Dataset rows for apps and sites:
┏━━
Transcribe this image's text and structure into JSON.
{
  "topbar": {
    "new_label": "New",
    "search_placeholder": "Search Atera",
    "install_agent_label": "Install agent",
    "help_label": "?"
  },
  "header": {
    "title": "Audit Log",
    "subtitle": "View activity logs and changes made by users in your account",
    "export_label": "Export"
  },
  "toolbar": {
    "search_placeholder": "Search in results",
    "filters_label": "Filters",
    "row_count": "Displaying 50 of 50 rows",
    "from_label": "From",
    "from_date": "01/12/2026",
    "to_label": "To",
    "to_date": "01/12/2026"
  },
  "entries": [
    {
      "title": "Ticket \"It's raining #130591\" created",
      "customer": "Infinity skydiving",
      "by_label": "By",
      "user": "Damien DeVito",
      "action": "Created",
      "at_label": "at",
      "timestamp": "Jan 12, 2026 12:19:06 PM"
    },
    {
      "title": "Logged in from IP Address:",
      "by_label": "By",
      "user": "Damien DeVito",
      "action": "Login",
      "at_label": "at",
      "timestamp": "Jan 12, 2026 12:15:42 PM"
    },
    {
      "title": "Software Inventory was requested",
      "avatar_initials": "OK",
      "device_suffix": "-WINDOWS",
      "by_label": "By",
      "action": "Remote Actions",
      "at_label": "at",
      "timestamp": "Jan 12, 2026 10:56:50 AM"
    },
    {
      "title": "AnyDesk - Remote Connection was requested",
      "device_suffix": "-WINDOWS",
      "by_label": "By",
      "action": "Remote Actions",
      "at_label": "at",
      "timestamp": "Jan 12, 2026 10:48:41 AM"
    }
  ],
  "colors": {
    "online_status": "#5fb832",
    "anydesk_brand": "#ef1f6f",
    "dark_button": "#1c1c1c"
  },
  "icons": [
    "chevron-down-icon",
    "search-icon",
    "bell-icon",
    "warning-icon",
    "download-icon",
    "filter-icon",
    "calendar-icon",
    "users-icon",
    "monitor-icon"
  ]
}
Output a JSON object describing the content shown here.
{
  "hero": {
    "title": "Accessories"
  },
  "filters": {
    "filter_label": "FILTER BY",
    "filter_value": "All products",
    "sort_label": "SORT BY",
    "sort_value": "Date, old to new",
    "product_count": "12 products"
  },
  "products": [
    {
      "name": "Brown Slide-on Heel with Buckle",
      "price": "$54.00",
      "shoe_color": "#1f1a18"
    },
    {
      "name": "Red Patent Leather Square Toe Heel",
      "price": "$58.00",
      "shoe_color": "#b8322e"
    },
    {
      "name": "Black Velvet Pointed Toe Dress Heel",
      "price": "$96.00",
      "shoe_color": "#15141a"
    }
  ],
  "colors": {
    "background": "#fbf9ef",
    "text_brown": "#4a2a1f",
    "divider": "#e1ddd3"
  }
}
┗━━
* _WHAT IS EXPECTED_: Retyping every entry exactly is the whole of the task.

* _TASK OUTPUT_:
Transcribe this image's text and structure into JSON.
{
  "topbar": {
    "new_label": "New",
    "search_placeholder": "Search Atera",
    "install_agent_label": "Install agent",
    "help_label": "?"
  },
  "header": {
    "title": "Audit Log",
    "subtitle": "View activity logs and changes made by users in your account",
    "export_label": "Export"
  },
  "toolbar": {
    "search_placeholder": "Search in results",
    "filters_label": "Filters",
    "row_count": "Displaying 50 of 50 rows",
    "from_label": "From",
    "from_date": "01/12/2026",
    "to_label": "To",
    "to_date": "01/12/2026"
  },
  "entries": [
    {
      "title": "Ticket \"It's raining #130591\" created",
      "customer": "Infinity skydiving",
      "by_label": "By",
      "user": "Damien DeVito",
      "action": "Created",
      "at_label": "at",
      "timestamp": "Jan 12, 2026 12:19:06 PM"
    },
    {
      "title": "Logged in from IP Address:",
      "by_label": "By",
      "user": "Damien DeVito",
      "action": "Login",
      "at_label": "at",
      "timestamp": "Jan 12, 2026 12:15:42 PM"
    },
    {
      "title": "Software Inventory was requested",
      "avatar_initials": "OK",
      "device_suffix": "-WINDOWS",
      "by_label": "By",
      "action": "Remote Actions",
      "at_label": "at",
      "timestamp": "Jan 12, 2026 10:56:50 AM"
    },
    {
      "title": "AnyDesk - Remote Connection was requested",
      "device_suffix": "-WINDOWS",
      "by_label": "By",
      "action": "Remote Actions",
      "at_label": "at",
      "timestamp": "Jan 12, 2026 10:48:41 AM"
    }
  ],
  "colors": {
    "online_status": "#5fb832",
    "anydesk_brand": "#ef1f6f",
    "dark_button": "#1c1c1c"
  },
  "icons": [
    "chevron-down-icon",
    "search-icon",
    "bell-icon",
    "warning-icon",
    "download-icon",
    "filter-icon",
    "calendar-icon",
    "users-icon",
    "monitor-icon"
  ]
}
Output a JSON object describing the content shown here.
{
  "hero": {
    "title": "Accessories"
  },
  "filters": {
    "filter_label": "FILTER BY",
    "filter_value": "All products",
    "sort_label": "SORT BY",
    "sort_value": "Date, old to new",
    "product_count": "12 products"
  },
  "products": [
    {
      "name": "Brown Slide-on Heel with Buckle",
      "price": "$54.00",
      "shoe_color": "#1f1a18"
    },
    {
      "name": "Red Patent Leather Square Toe Heel",
      "price": "$58.00",
      "shoe_color": "#b8322e"
    },
    {
      "name": "Black Velvet Pointed Toe Dress Heel",
      "price": "$96.00",
      "shoe_color": "#15141a"
    }
  ],
  "colors": {
    "background": "#fbf9ef",
    "text_brown": "#4a2a1f",
    "divider": "#e1ddd3"
  }
}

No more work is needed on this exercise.